For optimum wildlife spotting, going with a guided company is a must. Also worth considering is the time of year, with spring one of the best, owing to the fact bears are coming out of hibernation and the famous Porcupine caribou herd (named after the Porcupine River region near the Beaufort Sea in the Arctic) is on the move, making its way from its winter grounds north before the calving season starts. With more than 220,000 in this herd, it is an incredible sight.
Bear spotting in the Yukon can happen at pretty much any time – and anywhere – so being bear-aware (carry bear spray if on foot/bike, etc.) will ensure any chance encounters will be happy memories. Moose are another iconic Yukon resident, and these can be often seen grazing in shallow sections of rivers or lake edges, as well as in forested areas. Again, and as with any wild animal encounter, maintain a safe and respectful distanced and you’ll reap the reward of an amazing wildlife experience.
For those keen to learn more about the Yukon’s wildlife, the Yukon Wildlife Preserve, around 30 minutes’ drive from Whitehorse, includes a dozen species and offers a brilliant opportunity to both view and learn more about some of the Yukon’s native fauna. It is open all year round.
Your Yukon Territory adventure: all you need to know

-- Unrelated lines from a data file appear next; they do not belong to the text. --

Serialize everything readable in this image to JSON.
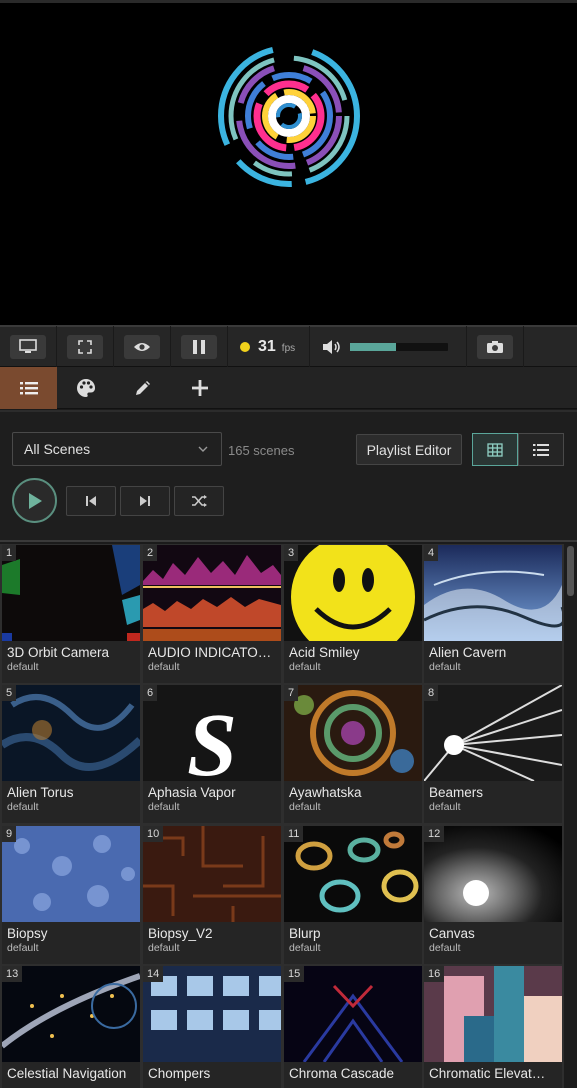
{
  "controls": {
    "fps_value": "31",
    "fps_unit": "fps",
    "volume_level": 0.47,
    "colors": {
      "fps_dot": "#f2d21c",
      "volume_fill": "#5aa69a",
      "accent_tab": "#7a4a2f"
    }
  },
  "tabs": [
    {
      "name": "list-icon",
      "active": true
    },
    {
      "name": "palette-icon",
      "active": false
    },
    {
      "name": "pencil-icon",
      "active": false
    },
    {
      "name": "plus-icon",
      "active": false
    }
  ],
  "playlist": {
    "selected": "All Scenes",
    "count": "165 scenes",
    "editor_label": "Playlist Editor",
    "view_mode": "grid"
  },
  "scenes": [
    {
      "num": "1",
      "name": "3D Orbit Camera",
      "playlist": "default"
    },
    {
      "num": "2",
      "name": "AUDIO INDICATO…",
      "playlist": "default"
    },
    {
      "num": "3",
      "name": "Acid Smiley",
      "playlist": "default"
    },
    {
      "num": "4",
      "name": "Alien Cavern",
      "playlist": "default"
    },
    {
      "num": "5",
      "name": "Alien Torus",
      "playlist": "default"
    },
    {
      "num": "6",
      "name": "Aphasia Vapor",
      "playlist": "default"
    },
    {
      "num": "7",
      "name": "Ayawhatska",
      "playlist": "default"
    },
    {
      "num": "8",
      "name": "Beamers",
      "playlist": "default"
    },
    {
      "num": "9",
      "name": "Biopsy",
      "playlist": "default"
    },
    {
      "num": "10",
      "name": "Biopsy_V2",
      "playlist": "default"
    },
    {
      "num": "11",
      "name": "Blurp",
      "playlist": "default"
    },
    {
      "num": "12",
      "name": "Canvas",
      "playlist": "default"
    },
    {
      "num": "13",
      "name": "Celestial Navigation",
      "playlist": ""
    },
    {
      "num": "14",
      "name": "Chompers",
      "playlist": ""
    },
    {
      "num": "15",
      "name": "Chroma Cascade",
      "playlist": ""
    },
    {
      "num": "16",
      "name": "Chromatic Elevat…",
      "playlist": ""
    }
  ]
}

At the time of writing, Aussie still cannot travel overseas, but that is actually a huge positive as it allows you time for extensive research and then planning of your Yukon Territory adventure.
Getting there: This may surprise some, but even though the Yukon Territory seems like it is at the ‘ends of the earth’ it is not – and getting there entails a straightforward journey. Flights connecting Australia’s eastern seaboard (the majority from Sydney) to, firstly, Vancouver, and then directly on to Whitehorse mean you will be absorbing the spectacle that is the Yukon in no time at all.
Getting around: The roads and highways in the Yukon are excellent and this, along with the long hours of daylight, mean road trips are brilliant fun here. Signposting is in abundance and very clear, and the Yukoners themselves are overwhelmingly friendly and helpful if you do need to ask for directions or tips on where to eat and stay. One thing: don’t forget Canadians drives on the ‘other’ side of the road to us Aussies. It sounds like a big thing but is not at all.
Weather: The Yukon in spring and summer means long days and short nights – especially in mid-summer and more so in the far north of the territory – which means there’s no rush to cram every day full of adventure; there are, literally, plenty of hours in each day.
Accommodation: As well as the excellent wilderness lodges throughout the territory, the Yukon has options ranging from camping and RV parks and B&Bs, to hostels, hotels, motels, and rentals.
More information: For all things Yukon, see Travel Yukon
Whether it is suggested visitor itineraries, excellent info on the various parts of the territory, ideas for how to plan for a visit, accommodation links, informative blogs or loads more, the Travel Yukon website is brilliant.